Steve Skroce was initially used as a major selling point for the book (the title was announced with Skroce as artist before any writer had been found), and he is producing remarkable work. He’s going for the Geoff Darrow “thousand-and-one things happening per page” look, and he’s skilled enough to make it work. Not content merely to draw a million shell casings or glass shards during a fight sequence, Skroce is also working out complicated movements for Gambit, car chases, and giant explosions…often on the same page. Occasionally the page layouts can be a little too busy, but the amount of effort he’s put into the issue is obvious. Even if you’ve already dismissed Gambit as a character, it’s hard to deny that this creative team is putting a lot of thought and energy into this book. Unfortunately, given the glut of X-titles, and the general impression that the franchise had gone off the rails by the late ‘90s, the title always had an uphill battle.

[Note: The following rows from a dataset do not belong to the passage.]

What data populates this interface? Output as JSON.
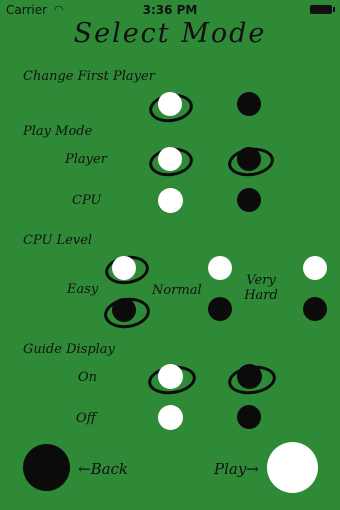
{
  "status_bar": {
    "carrier": "Carrier",
    "wifi": "wifi-icon",
    "time": "3:36 PM",
    "battery": "battery-icon"
  },
  "title": "Select Mode",
  "sections": {
    "change_first_player": "Change First Player",
    "play_mode": "Play Mode",
    "cpu_level": "CPU Level",
    "guide_display": "Guide Display"
  },
  "options": {
    "player": "Player",
    "cpu": "CPU",
    "easy": "Easy",
    "normal": "Normal",
    "very_hard_line1": "Very",
    "very_hard_line2": "Hard",
    "on": "On",
    "off": "Off"
  },
  "nav": {
    "back": "←Back",
    "play": "Play→"
  },
  "selections": {
    "first_player": "white",
    "play_mode_player": "both",
    "cpu_level": "easy (white) / easy (black)",
    "guide_display": "on"
  }
}
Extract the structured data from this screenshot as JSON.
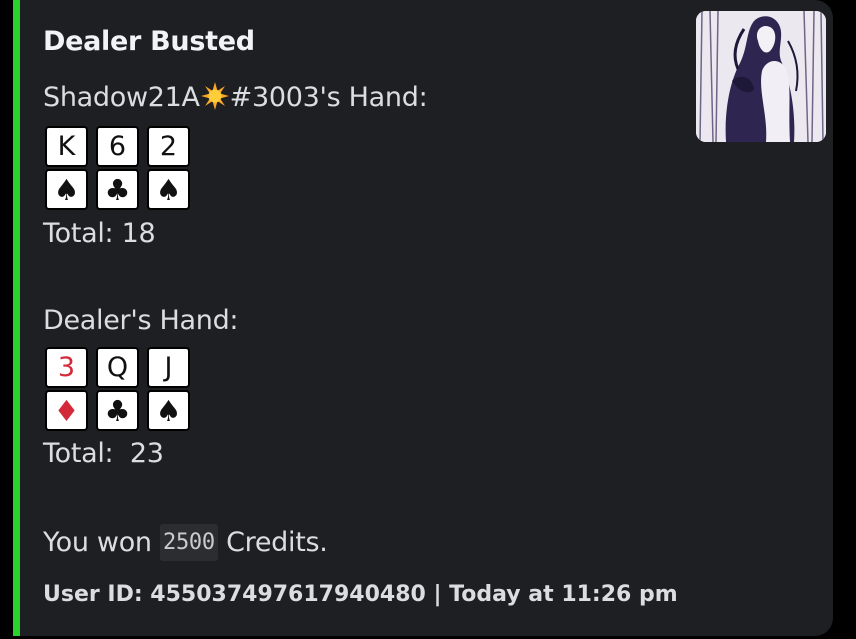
{
  "embed": {
    "accent_color": "#2ad32a",
    "title": "Dealer Busted",
    "player_hand": {
      "label_prefix": "Shadow21A",
      "label_emoji": "sun-emoji",
      "label_suffix": "#3003's Hand:",
      "cards": [
        {
          "rank": "K",
          "suit": "♠",
          "color": "black"
        },
        {
          "rank": "6",
          "suit": "♣",
          "color": "black"
        },
        {
          "rank": "2",
          "suit": "♠",
          "color": "black"
        }
      ],
      "total": "Total: 18"
    },
    "dealer_hand": {
      "label": "Dealer's Hand:",
      "cards": [
        {
          "rank": "3",
          "suit": "♦",
          "color": "red"
        },
        {
          "rank": "Q",
          "suit": "♣",
          "color": "black"
        },
        {
          "rank": "J",
          "suit": "♠",
          "color": "black"
        }
      ],
      "total": "Total:  23"
    },
    "result": {
      "prefix": "You won ",
      "amount": "2500",
      "suffix": " Credits."
    },
    "footer": "User ID: 455037497617940480 | Today at 11:26 pm",
    "thumbnail": "anime-illustration-thumbnail"
  }
}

2 comments:

Matt said...

I mentioned this when you reviewed issue #0 as well, but I loved this series. It was my favorite X-title at the time, due to the presentation of Gambit as an "affable rogue" (per your review), and also due to the guest spots by characters from the real Marvel Universe, beyond just the X-titles.

I don't recall if I found it hard to follow or not, but I'm guessing I didn't since I enjoyed it so much. It's been on my "re-read" list for some time, but I just haven't gotten around to it.

kerry said...

Agreed, this was a fun series, at least until it whimpered out in Gambit/Bishop mini-series before being forgotten in whatever revamp came after that ("Revolution"?). I was never a big Nicieza fan despite his ubiquity, but this book was right in his wheelhouse. A lot of the stuff he does with Gambit's character never gets referenced again. Nicieza seems like one of those guys, like Peter David, who sets up an elaborate mythology of characters and ideas and organizations that other writers just never pick up on (or want to) for whatever reason.